◆ Exercise brief
Find each line below containing the word "JSON" and copy it.

=== Section Start ===

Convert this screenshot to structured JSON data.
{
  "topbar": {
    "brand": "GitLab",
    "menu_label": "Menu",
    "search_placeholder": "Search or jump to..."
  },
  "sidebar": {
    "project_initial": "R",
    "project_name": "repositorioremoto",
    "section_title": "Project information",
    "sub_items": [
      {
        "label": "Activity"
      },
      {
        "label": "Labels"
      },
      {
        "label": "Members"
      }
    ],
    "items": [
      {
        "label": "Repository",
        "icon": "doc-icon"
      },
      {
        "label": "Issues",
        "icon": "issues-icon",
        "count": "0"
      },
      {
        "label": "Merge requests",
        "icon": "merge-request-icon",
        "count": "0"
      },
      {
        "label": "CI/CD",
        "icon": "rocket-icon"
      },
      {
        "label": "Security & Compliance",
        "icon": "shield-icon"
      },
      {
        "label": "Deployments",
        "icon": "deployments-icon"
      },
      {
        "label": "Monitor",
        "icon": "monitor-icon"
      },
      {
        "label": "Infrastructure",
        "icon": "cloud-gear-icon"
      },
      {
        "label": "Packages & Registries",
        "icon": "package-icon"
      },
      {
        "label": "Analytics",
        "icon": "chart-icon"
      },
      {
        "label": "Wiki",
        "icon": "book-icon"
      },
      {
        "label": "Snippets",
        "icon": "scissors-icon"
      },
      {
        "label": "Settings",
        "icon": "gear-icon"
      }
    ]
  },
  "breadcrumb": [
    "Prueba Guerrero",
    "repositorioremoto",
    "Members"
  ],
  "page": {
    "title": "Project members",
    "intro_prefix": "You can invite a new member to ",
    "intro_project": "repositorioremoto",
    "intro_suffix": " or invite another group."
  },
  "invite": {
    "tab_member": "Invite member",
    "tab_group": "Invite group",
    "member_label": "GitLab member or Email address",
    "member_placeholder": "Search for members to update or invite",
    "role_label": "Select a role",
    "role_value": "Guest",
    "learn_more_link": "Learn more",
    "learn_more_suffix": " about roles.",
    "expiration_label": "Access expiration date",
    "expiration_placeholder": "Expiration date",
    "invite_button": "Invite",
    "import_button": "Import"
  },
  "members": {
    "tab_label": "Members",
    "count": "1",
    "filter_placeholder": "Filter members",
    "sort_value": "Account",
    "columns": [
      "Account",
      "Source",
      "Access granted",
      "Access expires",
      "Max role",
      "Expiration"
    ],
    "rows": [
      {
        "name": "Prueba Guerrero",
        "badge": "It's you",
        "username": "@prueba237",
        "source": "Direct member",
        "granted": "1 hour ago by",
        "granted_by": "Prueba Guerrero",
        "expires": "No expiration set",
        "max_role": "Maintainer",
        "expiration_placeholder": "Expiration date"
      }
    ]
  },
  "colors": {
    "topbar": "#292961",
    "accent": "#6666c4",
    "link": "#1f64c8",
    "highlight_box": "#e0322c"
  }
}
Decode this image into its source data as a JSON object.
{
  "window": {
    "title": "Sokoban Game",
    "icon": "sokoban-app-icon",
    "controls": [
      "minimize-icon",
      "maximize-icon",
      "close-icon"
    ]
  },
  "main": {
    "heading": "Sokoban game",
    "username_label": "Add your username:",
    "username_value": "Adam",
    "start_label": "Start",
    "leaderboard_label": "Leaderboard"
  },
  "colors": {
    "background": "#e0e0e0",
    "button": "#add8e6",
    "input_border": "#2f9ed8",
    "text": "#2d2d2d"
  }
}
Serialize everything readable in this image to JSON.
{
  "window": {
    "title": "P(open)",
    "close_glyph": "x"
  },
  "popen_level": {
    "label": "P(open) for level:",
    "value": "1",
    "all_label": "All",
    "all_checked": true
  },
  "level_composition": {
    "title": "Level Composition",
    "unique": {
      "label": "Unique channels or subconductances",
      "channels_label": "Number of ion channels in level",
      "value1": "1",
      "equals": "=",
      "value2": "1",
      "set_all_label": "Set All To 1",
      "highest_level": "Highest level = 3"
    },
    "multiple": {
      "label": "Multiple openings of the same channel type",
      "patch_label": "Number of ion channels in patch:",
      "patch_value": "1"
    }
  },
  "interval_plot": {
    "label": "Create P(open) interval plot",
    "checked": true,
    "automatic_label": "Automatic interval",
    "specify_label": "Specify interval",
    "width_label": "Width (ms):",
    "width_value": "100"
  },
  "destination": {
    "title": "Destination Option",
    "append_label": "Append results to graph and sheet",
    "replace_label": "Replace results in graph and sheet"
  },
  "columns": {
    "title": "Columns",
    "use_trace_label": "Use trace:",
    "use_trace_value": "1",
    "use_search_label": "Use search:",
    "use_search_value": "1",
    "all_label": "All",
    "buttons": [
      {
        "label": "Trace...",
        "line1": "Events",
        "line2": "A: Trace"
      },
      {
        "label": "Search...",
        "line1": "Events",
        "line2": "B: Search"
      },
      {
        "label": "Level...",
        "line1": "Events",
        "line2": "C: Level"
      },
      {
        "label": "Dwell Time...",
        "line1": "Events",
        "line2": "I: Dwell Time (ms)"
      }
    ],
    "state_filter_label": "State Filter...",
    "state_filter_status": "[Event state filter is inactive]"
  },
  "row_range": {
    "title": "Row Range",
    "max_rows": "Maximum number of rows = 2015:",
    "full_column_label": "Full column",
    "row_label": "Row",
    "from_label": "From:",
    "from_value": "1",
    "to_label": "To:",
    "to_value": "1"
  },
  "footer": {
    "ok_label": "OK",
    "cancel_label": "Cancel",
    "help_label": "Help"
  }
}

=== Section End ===

◆ Answer section
Convert this screenshot to structured JSON data.
Decode this image into its source data as a JSON object.
Serialize everything readable in this image to JSON.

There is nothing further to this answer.